Lake Placid Village Mayor Craig Randall defended his decision Monday to keep embattled village Clerk Kathryn McKillip working while officials probe whether to pursue charges against her.
Speaking to an unusually large crowd of 40 residents, Randall said McKillip no longer handles village cash and isn't a threat to the taxpayer.
"The clerk in her capacity as a clerk does a very good job. Suspension right now - while this investigation goes on - comes with full pay and benefits. Then I have to go out and find substitution for that period of time, so it increases our costs," he said. "The corrective actions that we've taken have removed all of the issues from the clerk's jurisdiction which she was inappropriately given back in 2008."
A recent audit by the state Comptroller's Office discovered that since 2004, McKillip has received nearly $40,000 in improper leave time accruals. The document alleges that while she was temporarily acting as village treasurer, she received about $22,000 that she hadn't even earned.
And residents like Connie Issleb aren't pleased with the lack of board oversight.
"The big thing is the time that was not entitled," she said. "I think that's the big problem that most of the people here have."
Councilman Zay Curtis pointed out that in 2008 McKillip was assigned work which she wasn't properly trained.
"She is a very good clerk, but given accounting functions. She's not qualified to be an accountant. That's where the problem comes from," he said. "The people that are here - the department heads that we have - I believe are an outstanding bunch of people."
McKillip - who usually keeps minutes at village board meetings - had been excused and was not present.
Randall and the board are pointing most of the blame for the scathing audit at outdated or unclear policies and procedures.
The audit also found that several department heads also received unapproved cash.

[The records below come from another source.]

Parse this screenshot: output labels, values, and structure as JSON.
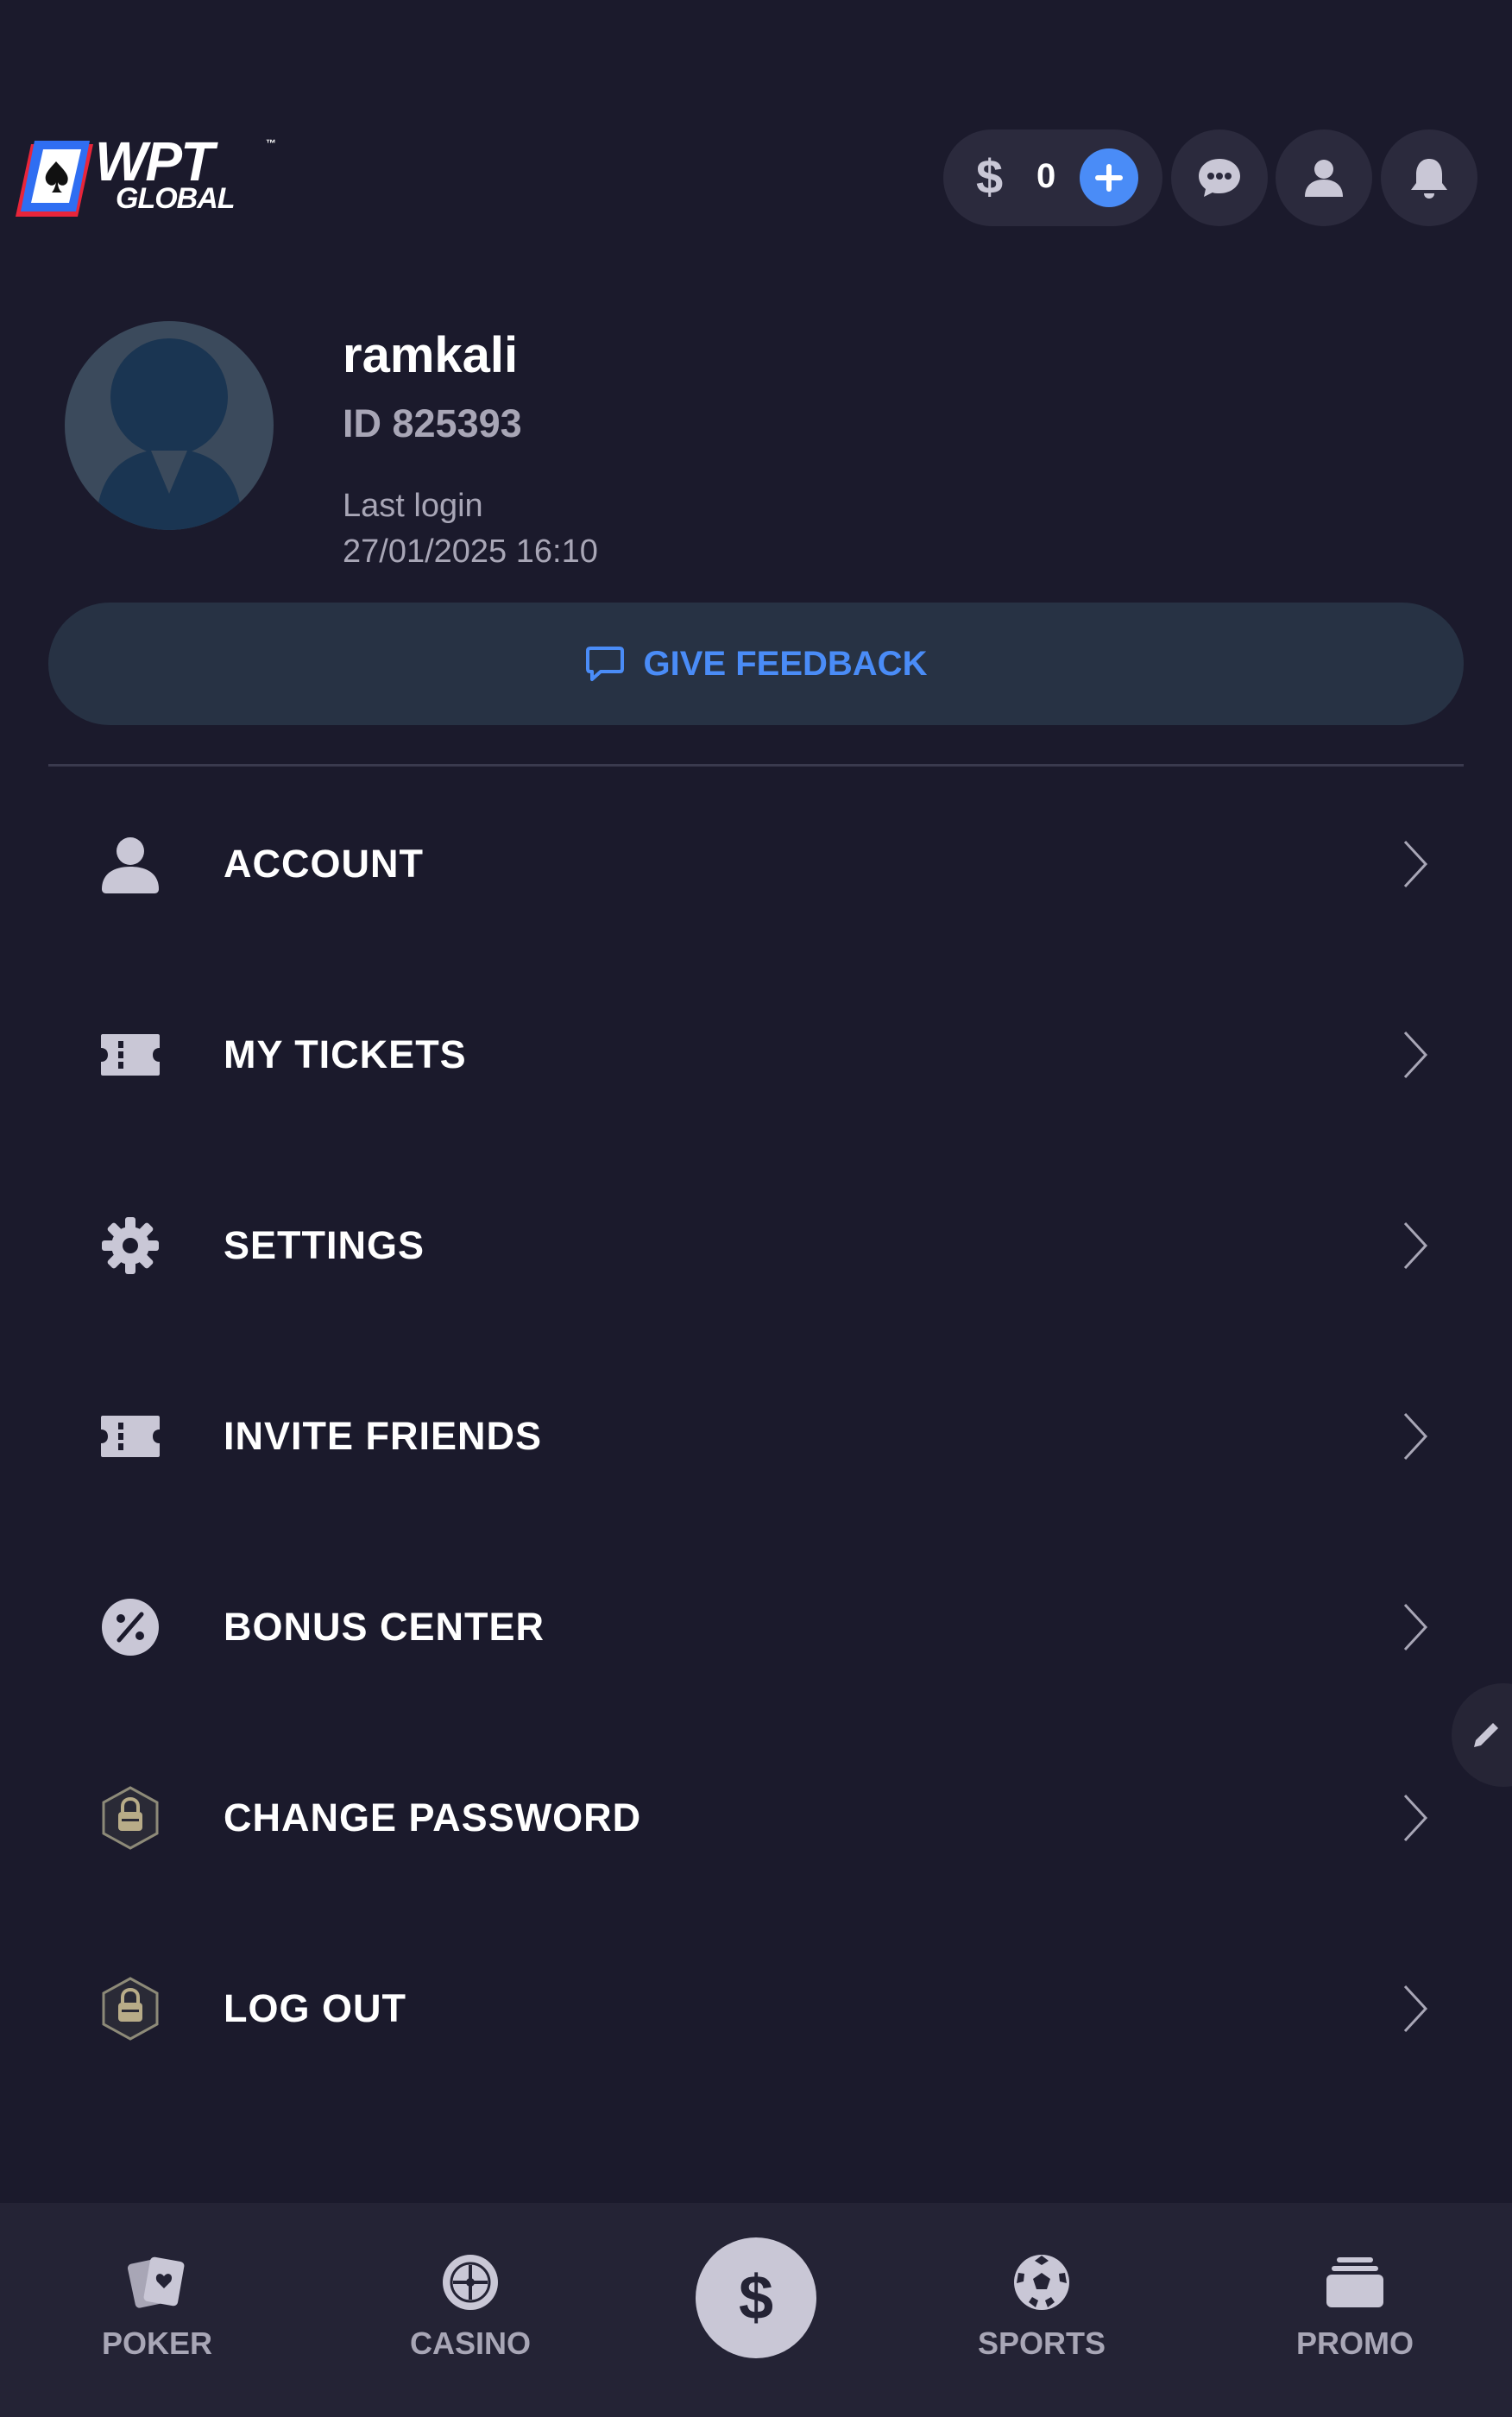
{
  "header": {
    "logo_line1": "WPT",
    "logo_line2": "GLOBAL",
    "logo_tm": "™",
    "currency_symbol": "$",
    "balance": "0"
  },
  "profile": {
    "username": "ramkali",
    "user_id": "ID 825393",
    "last_login_label": "Last login",
    "last_login_time": "27/01/2025 16:10"
  },
  "feedback": {
    "label": "GIVE FEEDBACK"
  },
  "menu": {
    "items": [
      {
        "label": "ACCOUNT",
        "icon": "user-icon"
      },
      {
        "label": "MY TICKETS",
        "icon": "ticket-icon"
      },
      {
        "label": "SETTINGS",
        "icon": "gear-icon"
      },
      {
        "label": "INVITE FRIENDS",
        "icon": "ticket-icon"
      },
      {
        "label": "BONUS CENTER",
        "icon": "percent-icon"
      },
      {
        "label": "CHANGE PASSWORD",
        "icon": "lock-badge-icon"
      },
      {
        "label": "LOG OUT",
        "icon": "lock-badge-icon"
      }
    ]
  },
  "bottom_nav": {
    "items": [
      {
        "label": "POKER",
        "icon": "cards-icon"
      },
      {
        "label": "CASINO",
        "icon": "roulette-icon"
      },
      {
        "label": "SPORTS",
        "icon": "soccer-ball-icon"
      },
      {
        "label": "PROMO",
        "icon": "promo-stack-icon"
      }
    ],
    "center_symbol": "$"
  },
  "colors": {
    "background": "#1b1a2c",
    "accent": "#4a8cf7",
    "surface": "#2b2a3d",
    "muted_text": "#a8a6b6"
  }
}
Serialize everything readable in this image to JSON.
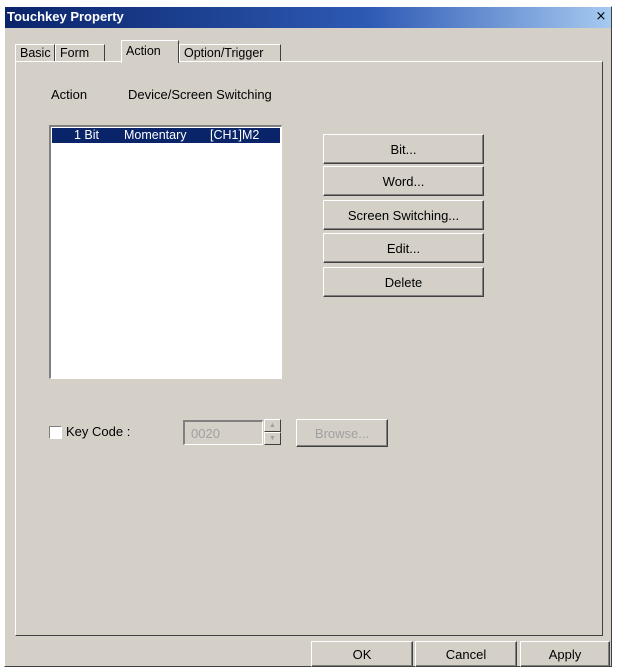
{
  "window": {
    "title": "Touchkey Property",
    "close_glyph": "×"
  },
  "tabs": [
    {
      "label": "Basic",
      "active": false
    },
    {
      "label": "Form",
      "active": false
    },
    {
      "label": "Action",
      "active": true
    },
    {
      "label": "Option/Trigger",
      "active": false
    }
  ],
  "action_list": {
    "header_action": "Action",
    "header_type": "Device/Screen Switching",
    "rows": [
      {
        "type": "1 Bit",
        "mode": "Momentary",
        "device": "[CH1]M2",
        "selected": true
      }
    ]
  },
  "action_buttons": {
    "bit": "Bit...",
    "word": "Word...",
    "screen_switching": "Screen Switching...",
    "edit": "Edit...",
    "delete": "Delete"
  },
  "key_code": {
    "label": "Key Code :",
    "checked": false,
    "value": "0020",
    "browse": "Browse...",
    "enabled": false
  },
  "footer": {
    "ok": "OK",
    "cancel": "Cancel",
    "apply": "Apply"
  },
  "colors": {
    "title_bar": "#0a246a",
    "selection": "#0a246a",
    "face": "#d4d0c8"
  }
}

But Randall drew a clear distinction between the investigation surrounding the clerk and the unapproved money that went to the department heads.
"We should not look at these individuals as having conducted themselves in a way that is contrary to what is in the best interest of the village," he said. "The lack of policy is a board duty and we will address that."
Two of the village's five labor agreements include language that allows unionized employees to sell their untapped sick and vacation time.
Randall pointed the finger at a historically unclear policy rather than non-union village management.
Residents in attendance lauded the work of the current village board - which, for the most part, was not in office when the alleged mishandling of funds occurred.
Village officials said they have yet to reach out to any law enforcement agencies regarding McKillip. Randall said an internal investigation will be completed before the board decides how to proceed.
But Essex County District Attorney Kristy Sprague told WNBZ Monday that she has already filed for a special prosecutor to independently investigate whether McKillip should face criminal charges.